No surprise there then.
John was talking about opening up BBH in New York.
He said they started by doing their pitching the traditional English way.
A brief introduction about who BBH were and who their clients were.
Then straight into the pitch.
The analysis of the client’s problem.
The synthesis of the insight and the brief.
Finally the actual work itself.
Just the same way everyone always does it.
John said he noticed that they were losing the client’s attention fairly early on in the process.
Being American, they didn’t know who BBH were or why they should listen to them.
Especially as what they were saying was different to the other agencies.
John knew they needed to find a way to make clients sit up and pay attention.
To make sure that the BBH name and brand carried some weight.
That way their recommendations would, too.
And John remembered something he’d heard about the film ‘Ghandi’.
Richard Attenborough knew that most Americans didn’t know who Ghandi was, or why they should care.
And they weren’t going to sit through a three hour film waiting to find out.
Attenborough knew he needed to give them a reason to pay attention.
So he moved the funeral scene from the end of the movie to the front.
So the first thing the audience sees is a million people.
An entire city jam-packed with people weeping and wailing at this great man’s funeral.
That tells the audience right upfront that this was a fantastically important person.
And everything that follows is therefore worth paying attention to.
John thought he’d do the same thing for BBH.
He’d put the reason to pay attention right up front.
And so, before the pitch started, John would say to the clients “You probably don’t know a lot about us, so we’d just like to show you a short reel of some of the work we’ve done.”
Then they’d play a ten minute reel of amazingly famous, stunning, award-winning work.
And the client’s reaction to each commercial was “You did that?
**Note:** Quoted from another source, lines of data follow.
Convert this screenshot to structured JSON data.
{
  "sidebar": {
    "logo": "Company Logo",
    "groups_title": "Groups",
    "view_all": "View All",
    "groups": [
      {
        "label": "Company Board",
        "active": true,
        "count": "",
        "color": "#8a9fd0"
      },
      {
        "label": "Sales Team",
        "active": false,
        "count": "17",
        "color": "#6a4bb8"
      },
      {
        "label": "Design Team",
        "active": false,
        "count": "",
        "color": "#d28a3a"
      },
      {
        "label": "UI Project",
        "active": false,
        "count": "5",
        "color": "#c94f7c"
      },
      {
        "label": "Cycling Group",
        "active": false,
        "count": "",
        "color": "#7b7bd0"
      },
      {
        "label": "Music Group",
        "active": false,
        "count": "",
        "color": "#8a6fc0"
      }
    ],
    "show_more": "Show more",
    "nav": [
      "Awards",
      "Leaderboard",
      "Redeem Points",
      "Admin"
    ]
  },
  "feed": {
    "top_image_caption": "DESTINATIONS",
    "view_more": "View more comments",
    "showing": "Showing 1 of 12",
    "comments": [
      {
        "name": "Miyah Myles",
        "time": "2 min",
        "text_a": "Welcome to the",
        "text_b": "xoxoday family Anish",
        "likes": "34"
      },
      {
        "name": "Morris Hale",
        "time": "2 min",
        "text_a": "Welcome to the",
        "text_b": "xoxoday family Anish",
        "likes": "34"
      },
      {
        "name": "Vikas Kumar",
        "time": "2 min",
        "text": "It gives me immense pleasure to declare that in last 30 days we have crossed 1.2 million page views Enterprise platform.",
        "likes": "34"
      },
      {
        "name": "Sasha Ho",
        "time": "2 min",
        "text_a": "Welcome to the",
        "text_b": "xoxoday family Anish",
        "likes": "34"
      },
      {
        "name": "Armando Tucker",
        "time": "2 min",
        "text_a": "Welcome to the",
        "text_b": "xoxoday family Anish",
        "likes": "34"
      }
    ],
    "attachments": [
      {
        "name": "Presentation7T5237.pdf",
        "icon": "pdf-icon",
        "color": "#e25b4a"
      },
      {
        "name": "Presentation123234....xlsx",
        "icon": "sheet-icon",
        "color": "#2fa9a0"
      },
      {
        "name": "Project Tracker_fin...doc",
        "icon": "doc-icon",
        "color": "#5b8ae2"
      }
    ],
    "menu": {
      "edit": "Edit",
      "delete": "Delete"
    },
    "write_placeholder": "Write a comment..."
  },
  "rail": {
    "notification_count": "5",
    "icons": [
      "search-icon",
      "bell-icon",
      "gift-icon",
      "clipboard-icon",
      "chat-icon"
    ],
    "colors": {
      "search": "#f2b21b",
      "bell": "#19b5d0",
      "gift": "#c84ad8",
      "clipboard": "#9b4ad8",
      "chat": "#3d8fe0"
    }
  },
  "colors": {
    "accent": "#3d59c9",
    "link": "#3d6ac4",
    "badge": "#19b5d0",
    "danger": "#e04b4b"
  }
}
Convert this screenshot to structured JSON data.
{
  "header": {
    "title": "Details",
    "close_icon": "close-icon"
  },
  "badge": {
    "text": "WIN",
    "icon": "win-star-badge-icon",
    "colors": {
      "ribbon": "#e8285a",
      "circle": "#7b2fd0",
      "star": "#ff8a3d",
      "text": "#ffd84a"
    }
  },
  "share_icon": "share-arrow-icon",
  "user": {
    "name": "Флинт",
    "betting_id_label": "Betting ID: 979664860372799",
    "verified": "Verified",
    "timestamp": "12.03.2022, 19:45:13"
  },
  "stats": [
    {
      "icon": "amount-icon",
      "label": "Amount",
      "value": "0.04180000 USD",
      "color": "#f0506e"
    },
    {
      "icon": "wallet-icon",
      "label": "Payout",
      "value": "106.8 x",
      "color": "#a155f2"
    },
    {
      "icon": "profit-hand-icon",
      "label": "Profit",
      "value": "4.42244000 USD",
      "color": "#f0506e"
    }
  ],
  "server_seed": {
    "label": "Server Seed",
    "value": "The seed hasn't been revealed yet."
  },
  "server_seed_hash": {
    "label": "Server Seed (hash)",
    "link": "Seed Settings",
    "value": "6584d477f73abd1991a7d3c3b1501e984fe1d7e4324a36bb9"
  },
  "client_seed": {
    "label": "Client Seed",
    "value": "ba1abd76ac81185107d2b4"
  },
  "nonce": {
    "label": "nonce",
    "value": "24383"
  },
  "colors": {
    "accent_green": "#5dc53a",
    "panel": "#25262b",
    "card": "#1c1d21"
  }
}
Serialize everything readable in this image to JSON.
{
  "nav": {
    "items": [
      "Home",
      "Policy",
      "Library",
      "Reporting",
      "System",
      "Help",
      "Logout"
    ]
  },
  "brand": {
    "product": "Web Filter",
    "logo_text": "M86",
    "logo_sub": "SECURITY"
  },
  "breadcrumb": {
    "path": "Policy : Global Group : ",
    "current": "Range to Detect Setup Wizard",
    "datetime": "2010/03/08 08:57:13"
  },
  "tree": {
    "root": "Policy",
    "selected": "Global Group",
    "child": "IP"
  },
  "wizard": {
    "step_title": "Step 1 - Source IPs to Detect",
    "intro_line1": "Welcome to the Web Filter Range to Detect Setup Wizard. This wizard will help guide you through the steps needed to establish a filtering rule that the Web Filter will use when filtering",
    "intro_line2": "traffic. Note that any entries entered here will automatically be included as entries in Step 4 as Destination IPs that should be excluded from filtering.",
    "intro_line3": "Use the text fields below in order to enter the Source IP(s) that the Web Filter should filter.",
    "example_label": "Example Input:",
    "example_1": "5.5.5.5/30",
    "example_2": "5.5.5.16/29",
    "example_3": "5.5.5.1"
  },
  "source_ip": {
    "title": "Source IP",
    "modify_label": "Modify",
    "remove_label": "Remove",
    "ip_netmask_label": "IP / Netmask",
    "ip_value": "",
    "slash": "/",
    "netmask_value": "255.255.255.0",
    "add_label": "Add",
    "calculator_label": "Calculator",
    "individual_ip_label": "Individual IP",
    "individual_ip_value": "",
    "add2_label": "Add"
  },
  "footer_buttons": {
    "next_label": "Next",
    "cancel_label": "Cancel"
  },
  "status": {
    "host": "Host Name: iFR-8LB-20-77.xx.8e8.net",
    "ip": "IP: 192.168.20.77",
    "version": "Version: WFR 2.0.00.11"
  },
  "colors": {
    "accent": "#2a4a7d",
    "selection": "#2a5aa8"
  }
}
I love that, that’s amazing.”
Then, after the reel was finished, and they had the client’s full attention, they could begin the actual pitch.
Just like Ghandi’s funeral.
What’s really perceptive about that is understanding that context is everything.
For consumers and clients.
Supposing the client doesn’t know who you are, and you say something different to everyone else.
That probably means you’re not as good as the rest.
Now suppose the client knows you’re brilliant and you say something different to everyone else.
That probably means you’re better than the rest.
Just like advertising, the thing to do is understand the context before you start.
So you can dominate it and direct it.
And BBH have always been way ahead of everyone else at that.
John explained Nigel’s view of the BBH brand.
“Agencies are all willing to do everything for everyone.
Whatever your product, your brand, your budget, your corporate policy, your rules, they’ll do it.
If you think of agencies as shops, everyone’s on Oxford Street, selling everything to everyone.
No one’s in Bond Street, that’s where we should be.”